BEGIN RECORDS FOR THIS TASK
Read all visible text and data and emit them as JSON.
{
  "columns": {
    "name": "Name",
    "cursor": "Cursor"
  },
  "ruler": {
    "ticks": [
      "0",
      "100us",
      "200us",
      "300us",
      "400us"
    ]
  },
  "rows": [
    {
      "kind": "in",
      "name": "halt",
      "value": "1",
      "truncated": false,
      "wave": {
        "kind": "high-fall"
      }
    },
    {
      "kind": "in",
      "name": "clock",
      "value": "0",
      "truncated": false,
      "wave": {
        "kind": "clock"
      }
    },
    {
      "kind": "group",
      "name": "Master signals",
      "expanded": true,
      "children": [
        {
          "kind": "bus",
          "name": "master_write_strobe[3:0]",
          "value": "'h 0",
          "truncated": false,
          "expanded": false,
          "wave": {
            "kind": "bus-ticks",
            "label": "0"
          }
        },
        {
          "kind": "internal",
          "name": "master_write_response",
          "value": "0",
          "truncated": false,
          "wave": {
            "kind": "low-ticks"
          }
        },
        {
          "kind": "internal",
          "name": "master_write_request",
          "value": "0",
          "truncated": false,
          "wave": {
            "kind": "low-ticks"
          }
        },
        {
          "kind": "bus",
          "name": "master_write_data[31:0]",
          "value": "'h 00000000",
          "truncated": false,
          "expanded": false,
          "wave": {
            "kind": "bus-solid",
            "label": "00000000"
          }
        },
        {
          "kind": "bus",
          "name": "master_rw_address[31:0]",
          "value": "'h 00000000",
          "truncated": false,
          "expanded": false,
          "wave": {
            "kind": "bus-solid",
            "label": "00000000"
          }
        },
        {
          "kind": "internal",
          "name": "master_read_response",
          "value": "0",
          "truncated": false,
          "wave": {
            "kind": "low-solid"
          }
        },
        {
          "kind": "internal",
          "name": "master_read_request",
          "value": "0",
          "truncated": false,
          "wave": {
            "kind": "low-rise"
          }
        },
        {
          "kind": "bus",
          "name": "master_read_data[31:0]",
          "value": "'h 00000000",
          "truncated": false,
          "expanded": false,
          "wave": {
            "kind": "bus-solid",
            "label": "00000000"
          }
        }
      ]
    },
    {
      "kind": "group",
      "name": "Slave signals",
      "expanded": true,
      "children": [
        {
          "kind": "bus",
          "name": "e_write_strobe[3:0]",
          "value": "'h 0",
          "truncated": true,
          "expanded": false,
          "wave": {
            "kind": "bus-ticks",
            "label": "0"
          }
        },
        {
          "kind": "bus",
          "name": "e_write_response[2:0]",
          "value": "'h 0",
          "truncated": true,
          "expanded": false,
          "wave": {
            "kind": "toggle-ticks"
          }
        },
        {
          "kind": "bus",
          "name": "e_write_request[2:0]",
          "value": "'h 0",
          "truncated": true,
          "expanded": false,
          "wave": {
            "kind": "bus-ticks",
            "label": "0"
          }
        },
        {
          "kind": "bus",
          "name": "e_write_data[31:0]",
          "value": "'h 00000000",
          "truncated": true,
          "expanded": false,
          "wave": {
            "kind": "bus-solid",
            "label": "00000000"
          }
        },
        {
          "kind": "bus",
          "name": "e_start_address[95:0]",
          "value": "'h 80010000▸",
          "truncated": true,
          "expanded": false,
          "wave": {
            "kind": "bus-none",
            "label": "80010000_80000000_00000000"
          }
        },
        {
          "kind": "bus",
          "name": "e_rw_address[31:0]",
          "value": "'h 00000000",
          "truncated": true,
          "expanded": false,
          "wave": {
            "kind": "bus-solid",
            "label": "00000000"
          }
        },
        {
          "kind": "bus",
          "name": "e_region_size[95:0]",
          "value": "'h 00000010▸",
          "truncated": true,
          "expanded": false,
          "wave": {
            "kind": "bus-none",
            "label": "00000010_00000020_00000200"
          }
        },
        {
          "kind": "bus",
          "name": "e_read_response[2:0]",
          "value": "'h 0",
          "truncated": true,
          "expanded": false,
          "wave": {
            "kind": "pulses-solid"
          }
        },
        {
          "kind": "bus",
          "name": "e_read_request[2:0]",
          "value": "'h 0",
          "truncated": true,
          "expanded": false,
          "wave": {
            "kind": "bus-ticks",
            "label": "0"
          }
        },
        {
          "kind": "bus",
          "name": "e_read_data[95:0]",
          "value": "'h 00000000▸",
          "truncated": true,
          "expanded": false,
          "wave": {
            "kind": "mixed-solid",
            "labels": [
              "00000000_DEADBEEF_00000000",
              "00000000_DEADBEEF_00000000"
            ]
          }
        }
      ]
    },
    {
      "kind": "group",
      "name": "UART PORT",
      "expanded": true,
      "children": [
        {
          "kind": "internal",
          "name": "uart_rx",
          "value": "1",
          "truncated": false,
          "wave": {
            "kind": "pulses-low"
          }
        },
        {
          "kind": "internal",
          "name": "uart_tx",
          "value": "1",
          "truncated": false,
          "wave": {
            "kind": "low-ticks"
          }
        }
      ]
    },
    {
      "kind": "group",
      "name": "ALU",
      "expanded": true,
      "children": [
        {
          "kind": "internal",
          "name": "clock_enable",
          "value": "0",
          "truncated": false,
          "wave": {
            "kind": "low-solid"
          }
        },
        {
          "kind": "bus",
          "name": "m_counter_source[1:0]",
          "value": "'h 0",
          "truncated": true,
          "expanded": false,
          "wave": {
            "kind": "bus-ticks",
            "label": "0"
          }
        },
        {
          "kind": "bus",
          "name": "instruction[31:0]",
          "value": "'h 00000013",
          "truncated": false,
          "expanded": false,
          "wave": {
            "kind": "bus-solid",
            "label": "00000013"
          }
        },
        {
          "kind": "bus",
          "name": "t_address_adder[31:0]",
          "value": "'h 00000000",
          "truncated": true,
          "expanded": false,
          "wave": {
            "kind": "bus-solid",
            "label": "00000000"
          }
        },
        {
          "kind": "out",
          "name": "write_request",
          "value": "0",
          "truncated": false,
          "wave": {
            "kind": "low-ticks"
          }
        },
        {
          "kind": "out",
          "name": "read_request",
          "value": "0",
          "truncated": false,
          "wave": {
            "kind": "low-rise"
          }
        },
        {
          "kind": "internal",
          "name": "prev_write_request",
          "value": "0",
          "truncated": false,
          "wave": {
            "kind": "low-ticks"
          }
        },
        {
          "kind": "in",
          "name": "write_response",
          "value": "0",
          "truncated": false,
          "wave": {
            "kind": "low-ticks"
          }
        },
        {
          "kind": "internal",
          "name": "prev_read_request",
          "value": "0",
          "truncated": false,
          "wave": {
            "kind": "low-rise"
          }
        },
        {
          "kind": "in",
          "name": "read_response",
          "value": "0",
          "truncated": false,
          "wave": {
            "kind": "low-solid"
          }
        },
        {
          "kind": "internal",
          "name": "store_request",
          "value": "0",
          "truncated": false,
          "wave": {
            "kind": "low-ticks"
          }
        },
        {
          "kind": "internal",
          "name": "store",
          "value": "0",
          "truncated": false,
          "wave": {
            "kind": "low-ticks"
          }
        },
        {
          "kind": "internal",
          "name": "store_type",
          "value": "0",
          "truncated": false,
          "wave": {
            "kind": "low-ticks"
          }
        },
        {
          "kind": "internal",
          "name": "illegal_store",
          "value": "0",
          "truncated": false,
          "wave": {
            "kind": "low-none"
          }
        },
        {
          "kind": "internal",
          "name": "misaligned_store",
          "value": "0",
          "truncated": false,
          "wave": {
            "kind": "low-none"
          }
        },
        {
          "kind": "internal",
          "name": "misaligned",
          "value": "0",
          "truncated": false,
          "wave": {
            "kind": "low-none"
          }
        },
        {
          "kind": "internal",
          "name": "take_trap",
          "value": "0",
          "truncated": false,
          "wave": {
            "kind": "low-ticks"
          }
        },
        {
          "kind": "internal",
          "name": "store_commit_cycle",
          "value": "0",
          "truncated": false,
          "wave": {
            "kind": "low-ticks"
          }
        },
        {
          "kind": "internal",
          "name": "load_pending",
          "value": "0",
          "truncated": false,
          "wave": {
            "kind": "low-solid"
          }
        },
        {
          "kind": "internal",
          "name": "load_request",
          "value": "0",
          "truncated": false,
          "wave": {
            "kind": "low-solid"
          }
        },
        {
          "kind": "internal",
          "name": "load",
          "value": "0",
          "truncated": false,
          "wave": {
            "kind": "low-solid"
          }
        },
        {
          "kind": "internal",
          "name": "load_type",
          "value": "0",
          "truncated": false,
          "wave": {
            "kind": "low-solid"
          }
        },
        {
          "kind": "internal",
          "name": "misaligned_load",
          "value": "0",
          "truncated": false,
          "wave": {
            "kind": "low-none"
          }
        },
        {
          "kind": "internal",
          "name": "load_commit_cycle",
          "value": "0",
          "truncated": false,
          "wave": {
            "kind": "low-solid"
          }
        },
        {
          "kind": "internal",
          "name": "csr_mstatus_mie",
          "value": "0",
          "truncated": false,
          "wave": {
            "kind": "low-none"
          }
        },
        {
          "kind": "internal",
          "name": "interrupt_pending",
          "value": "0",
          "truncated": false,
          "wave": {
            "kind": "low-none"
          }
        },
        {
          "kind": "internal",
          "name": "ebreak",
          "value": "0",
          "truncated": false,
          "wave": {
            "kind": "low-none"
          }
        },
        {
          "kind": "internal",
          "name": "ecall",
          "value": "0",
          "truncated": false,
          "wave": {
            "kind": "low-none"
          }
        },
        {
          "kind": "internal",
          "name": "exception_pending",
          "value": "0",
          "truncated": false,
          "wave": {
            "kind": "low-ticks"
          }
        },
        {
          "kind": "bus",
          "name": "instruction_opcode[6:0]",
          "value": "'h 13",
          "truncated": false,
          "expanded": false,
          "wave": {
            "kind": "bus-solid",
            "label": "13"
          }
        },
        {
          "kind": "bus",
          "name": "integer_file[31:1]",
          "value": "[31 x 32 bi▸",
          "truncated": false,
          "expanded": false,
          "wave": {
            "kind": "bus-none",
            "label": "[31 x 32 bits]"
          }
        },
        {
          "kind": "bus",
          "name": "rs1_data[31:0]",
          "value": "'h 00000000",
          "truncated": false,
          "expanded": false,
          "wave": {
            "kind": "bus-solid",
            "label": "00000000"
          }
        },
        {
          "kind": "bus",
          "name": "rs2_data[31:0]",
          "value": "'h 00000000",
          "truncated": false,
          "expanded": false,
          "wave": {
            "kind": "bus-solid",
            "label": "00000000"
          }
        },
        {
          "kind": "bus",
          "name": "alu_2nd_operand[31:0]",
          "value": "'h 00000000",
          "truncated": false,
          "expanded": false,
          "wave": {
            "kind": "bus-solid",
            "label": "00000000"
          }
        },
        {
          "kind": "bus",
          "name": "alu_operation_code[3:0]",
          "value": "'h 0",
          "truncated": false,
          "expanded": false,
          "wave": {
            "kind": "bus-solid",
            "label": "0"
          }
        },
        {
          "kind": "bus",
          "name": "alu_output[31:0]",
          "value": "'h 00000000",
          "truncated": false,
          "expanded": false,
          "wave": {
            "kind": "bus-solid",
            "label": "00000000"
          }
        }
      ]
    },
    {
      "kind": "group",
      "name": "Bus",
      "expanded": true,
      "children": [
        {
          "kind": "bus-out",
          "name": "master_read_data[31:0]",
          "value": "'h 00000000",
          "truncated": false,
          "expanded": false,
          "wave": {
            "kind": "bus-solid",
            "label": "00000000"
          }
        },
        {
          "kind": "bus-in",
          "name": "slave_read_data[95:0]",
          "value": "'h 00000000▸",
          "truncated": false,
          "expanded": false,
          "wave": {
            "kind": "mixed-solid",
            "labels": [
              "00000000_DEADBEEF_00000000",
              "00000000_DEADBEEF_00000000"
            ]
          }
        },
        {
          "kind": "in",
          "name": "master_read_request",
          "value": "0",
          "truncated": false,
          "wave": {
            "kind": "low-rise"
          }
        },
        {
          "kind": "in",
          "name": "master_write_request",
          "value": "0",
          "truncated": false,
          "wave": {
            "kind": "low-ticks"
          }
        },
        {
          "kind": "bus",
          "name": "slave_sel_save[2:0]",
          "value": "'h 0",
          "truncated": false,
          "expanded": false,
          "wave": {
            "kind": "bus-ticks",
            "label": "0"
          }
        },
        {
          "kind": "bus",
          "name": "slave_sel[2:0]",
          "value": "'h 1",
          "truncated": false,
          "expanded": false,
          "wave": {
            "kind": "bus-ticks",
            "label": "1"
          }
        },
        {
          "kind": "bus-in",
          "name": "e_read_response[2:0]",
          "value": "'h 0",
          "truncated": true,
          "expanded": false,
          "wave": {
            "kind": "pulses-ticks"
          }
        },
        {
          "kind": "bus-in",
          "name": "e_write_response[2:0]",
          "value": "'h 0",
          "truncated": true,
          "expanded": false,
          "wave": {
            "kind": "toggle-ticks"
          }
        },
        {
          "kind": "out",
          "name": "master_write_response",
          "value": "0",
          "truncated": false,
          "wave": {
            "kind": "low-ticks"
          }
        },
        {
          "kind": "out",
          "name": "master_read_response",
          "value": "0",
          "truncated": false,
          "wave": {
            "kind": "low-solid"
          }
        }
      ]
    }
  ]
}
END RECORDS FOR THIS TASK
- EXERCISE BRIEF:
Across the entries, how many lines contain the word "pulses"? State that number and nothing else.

- WRITTEN ANSWER:
3